Almost immediately after Election Day, the voting results in Antrim County were very suspicious. A small county that reliably voted for Republicans, giving Donald Trump a 4000 vote margin in 2016 over Hillary Clinton, flipped very decidedly for Joe Biden in 2020, according to the preliminary results. A recount found that the stable, deeply conservative community carried Trump to an easy victory in Antrim, yet it also showed that precincts that trended for Biden often had turnout at well over 100% (How does that even happen?). The Ludington Torch explored those irregularities in Artifice in Antrim.
Such irregularities, and the inability to figure out whether the cause was due to human error (which was initially denied by Antrim authorities), due to the suspicious Dominion voting machines, or even due to serial fraud in certain precincts, fueled a lawsuit filed by an Antrim County resident who used to live in Mason County.
On November 23rd, William (Bill) Bailey filed a lawsuit whose objective was not tied to the skewed presidential tabulation, rather it was to settle a ballot issue that had an initially tied vote in Central Lake Township at 262-262. A tabulation made three days later had the issue pass by one vote, but Bailey maintains that three damaged/cured votes were not counted by the Dominion machine, which would have made the proposal fail. Bailey's attorney, Matthew DePerno of Portage, argued various Constitutional rights and statutory laws were violated, requesting injunctive relief to the point where the voting machines could be photographed and forensically investigated by the plaintiff. Judge Kevin Elsenheimer agreed in his order, allowing such review.
"It is a “greater public interest” right now to confirm “the accuracy, integrity and security of the election process” than potential future misuse of election software discovered during the examination", Elsenheimer wrote.
On Sunday, December 6th, Bailey (pictured second from right), Antrim County Clerk Sheryl Guy, county administrator Pete Garwood, county attorney Haider Kazim, three county commissioners, a county IT technician and seven members of the Allied Security Operations Group (ASOG, a group affiliated with Trump’s election litigation team), looked at 22 Dominion machines. In the court order, the evidence cited by Bailey comes from a report made by ASOG, which was specifically granted access to the examination by the judge. This appears to be the first official forensic audit of the popular Dominion voting machines used on November 3, 2020, and if ASOG finds anything of interest to help their overall case for President Trump, this foray into Antrim County could change the game.
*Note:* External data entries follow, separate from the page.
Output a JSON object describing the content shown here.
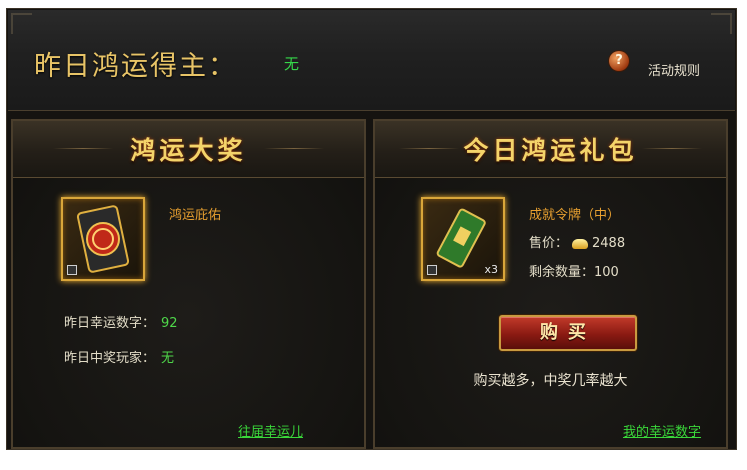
{
  "header": {
    "title": "昨日鸿运得主：",
    "winner": "无",
    "help_icon_glyph": "?",
    "rules_label": "活动规则"
  },
  "left_panel": {
    "title": "鸿运大奖",
    "item_name": "鸿运庇佑",
    "lucky_number_label": "昨日幸运数字：",
    "lucky_number_value": "92",
    "winner_label": "昨日中奖玩家：",
    "winner_value": "无",
    "history_link": "往届幸运儿"
  },
  "right_panel": {
    "title": "今日鸿运礼包",
    "item_name": "成就令牌（中）",
    "item_quantity": "x3",
    "price_label": "售价：",
    "price_value": "2488",
    "remaining_label": "剩余数量：",
    "remaining_value": "100",
    "buy_label": "购买",
    "note": "购买越多，中奖几率越大",
    "my_numbers_link": "我的幸运数字"
  },
  "colors": {
    "gold_title": "#f4d46a",
    "green_value": "#4fd84a",
    "item_orange": "#e8a030"
  }
}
The examination lasted for most of the day, and results of the forensic examination are expected to come out by the end of Tuesday. We will carry those results here.